What you basically do, is use fabric glue instead of hot-glue, and you glue suede or fabric to the concave parts of the joints. Many porcelain or artist BJDs comes with this. Good thing is that it does not peel off the blushing, and your fingers are not in risk of being burnt out in the process. Bad thing is that it is a lot of work, and that you might not be able to find a leather that is thin enough and white enough; also, the joints might not sit perfectly and it may be visible.

However, I preferred that to having the blushing peeled off, so I asked for help on Instagram. I was suggested a tutorial, and also directed to another owner who did this.
I completely forgot to take photos of Calina's sueding, but you can see it on the video. However, here are some very blurry snapshots of it, taken from the video. Please, excuse the quality!

Final Photos

I sort of... have a new dragon, and had to buy her eyes. So I offer my mom's to split shipping so she could get some eyes for Calina's open-eye head. We purchased some customs eyes from Shrike Aesthetics (you can read the interview here). I'll be posting a review of the eyes very soon, and hopefully Calina will finally "awake".

And that was all for today! This was a very, very long project, but I'm really happy with the result. Especially and mostly because my mom loved how Calina turned out, and secondly because I really learned a lot from this. I hope that my experience is useful to anyone reading this, and I wish you the best for this week! :D

If you have any questions, feel free to ask in the comments and I'll do my best to answer.

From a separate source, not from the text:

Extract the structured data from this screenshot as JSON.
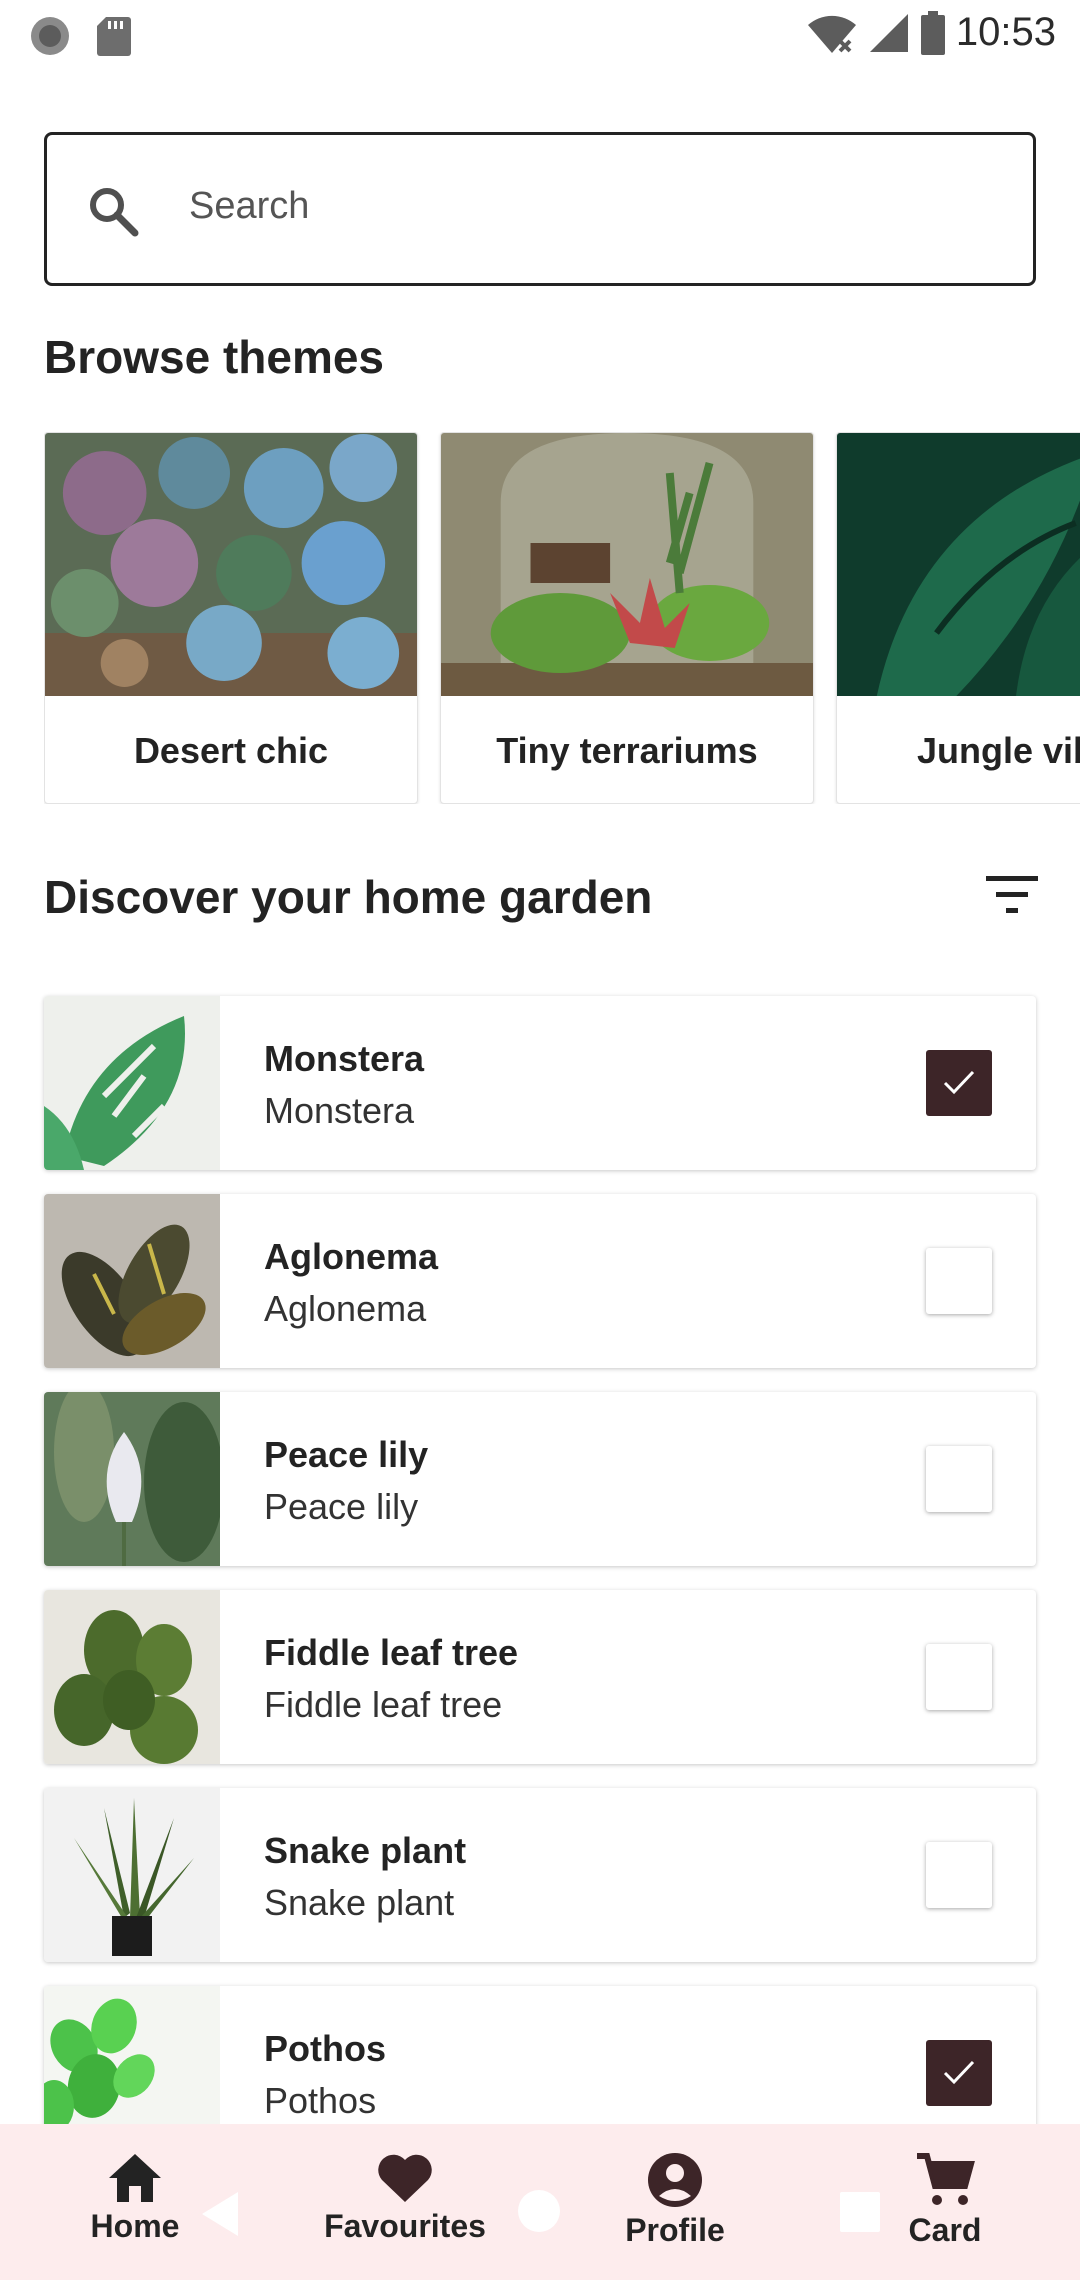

And if you want to support me, you can invite me a coffee!


  1. Big congrats on getting her done. It looks and sounds like such a huge amount of work that I know I would never attempt it. You are very brave indeed! I've seen photos of artist dolls with full-coverage sueding; they all had bits of fabric sticking out at all the joints. I hardly see any fabric on yours, which means you did an excellent job. Great work!

    1. Thank you so much!! It was a lot of work, but I think it turned out nice!
      The full-coverage sueding was hard to make, and a lot of work, but I think it works great, actually.

  2. Calina is so beautiful! It really seems like a lot of work, so congrats on getting her cleaned and in good shape again. Well done!

    1. Thank you, dear!! She is!!
      And I'm happy my mom is happy with her as well :D

  3. oh my god, a huge job, but the result is great. Calina is very beautiful. I congratulate you for undertaking such a great task. It was worth it. She was very good. Congratulations.

    1. It was! I'm happy you like the result, honestly :D

  4. Que bonita está, ha envejecido con gracia y la tienes muy linda

    1. ¡Muchas gracias! Igual todo este proceso fue para mejorarle la resina y quitarle el "envejecimiento", digamos. Y todo el maquillaje es nuevo.